The independent GP contractor model is ‘very much alive’ under the GMS and PMS contracts in Hull, the LMC has said, despite the local CCG saying its ‘ultimate aim’ was to move to a ‘completely salaried model’.
Dr Russell Walshaw, chief executive of the Humberside group of LMCs, said the news of NHS Hull CCG’s plans had caused ‘consternation’ amongst GPs, but said ultimately the CCG was not in a position to ‘persuade or force’ practices to become salaried.
The CCG had said it was in talks over different models of general practice, partly in response to a recruitment crisis that has led to it offering a package to new GPs that includes sponsoring academic research.
The chief officer of NHS Hull CCG had told Pulse that it could not force GPs to become salaried, but it was looking at making the salaried model more attractive to attract more younger doctors.
Dr Walshaw said the LMC was ‘aware’ that the CCG was looking at different models of care.
He said: ‘Basically, the aim of the CCG is to provide the same quality wherever you happen to go in the city, and I think that’s very laudable. But the approach that they seem to be taking is to have a salaried service, presumably from one organisation.
‘Well that has caused some consternation with a number of GPs, and raised a number of comments on the Pulse website.’
He added: ‘From the LMC’s point of view, we don’t actually mind what sort of contract a GP wishes to hold […] but I think the important point is that the independent contractor status is still very much alive under the GMS and PMS contracts.
‘So I’m not sure that the Hull CCG is in a position to persuade or force doctors to change, because they’re not contract holders and they can’t terminate GMS contracts.’
NHS Hull CCG chief officer Emma Latimer told Pulse that they were ‘not expecting all GPs to want this’ but that they were developing salaried posts because they understood ‘any alternative has to be attractive enough for people to want to get involved.’

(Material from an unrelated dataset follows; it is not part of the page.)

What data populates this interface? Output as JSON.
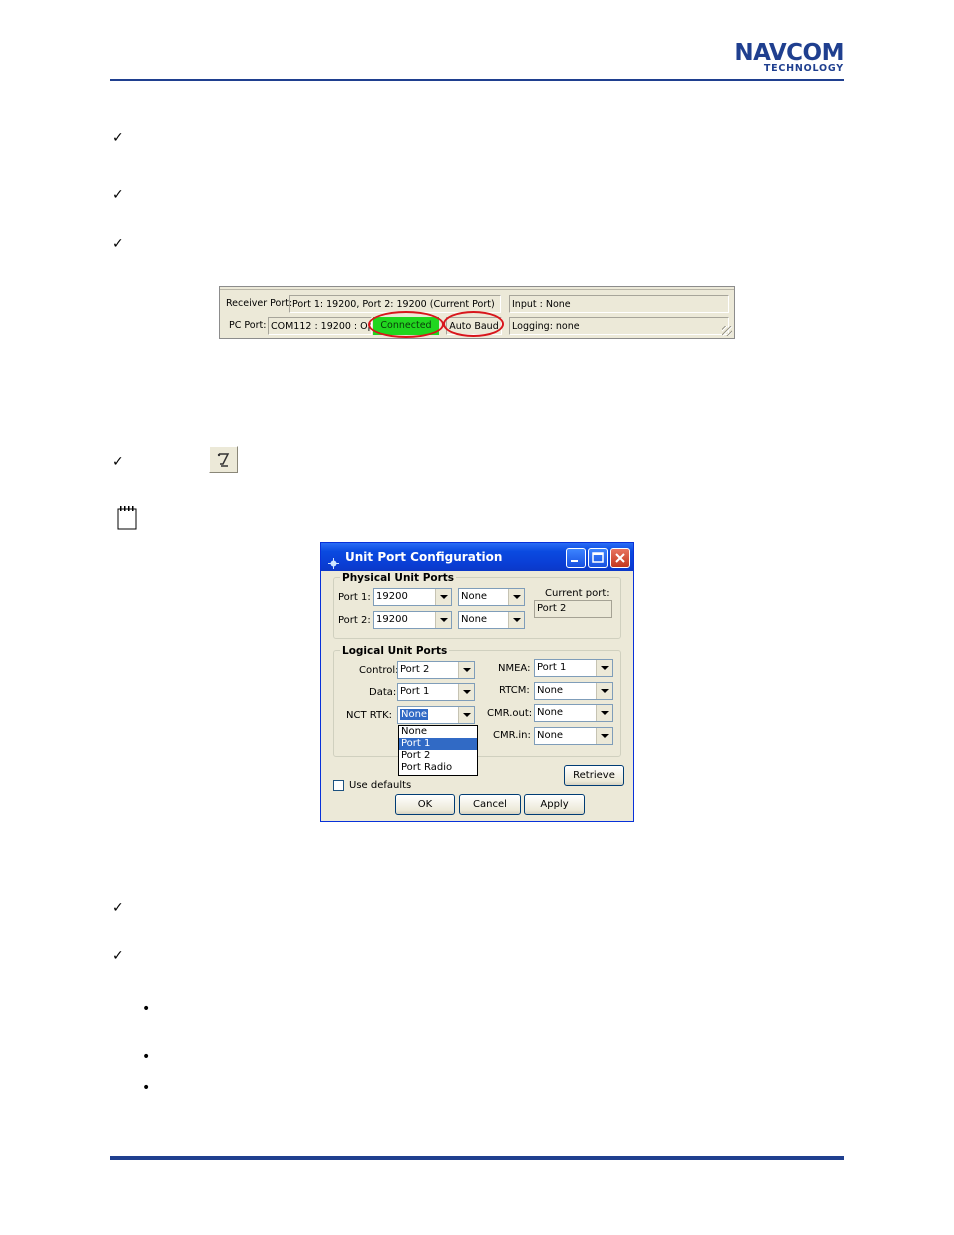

She added: ‘GPs’ employers could could be a social enterprise, they could be a hospital, they could be a GP consortium or federation or a social enterprise. It won’t be the CCG, because we’re not into provision.’
The CCG has been looking to fill nine salaried GP positions, which offered time off and funding to complete a masters or PhD in areas like public health or to undertake CCG work.
The recruitment round of recruitment to fill nine salaried positions closed on Sunday after the application deadline was extended.
A spokesperson for Hull CCG told Pulse: ‘We have had a positive response to the Hull 2020 GP recruitment scheme advert posted in the British Medical Journal, and we are currently evaluating options to strengthen the on-going campaign.
‘The first priority is to consult with our Programme Board partners on next steps for our current applicants and for our on-going recruitment strategy for 2015-16.’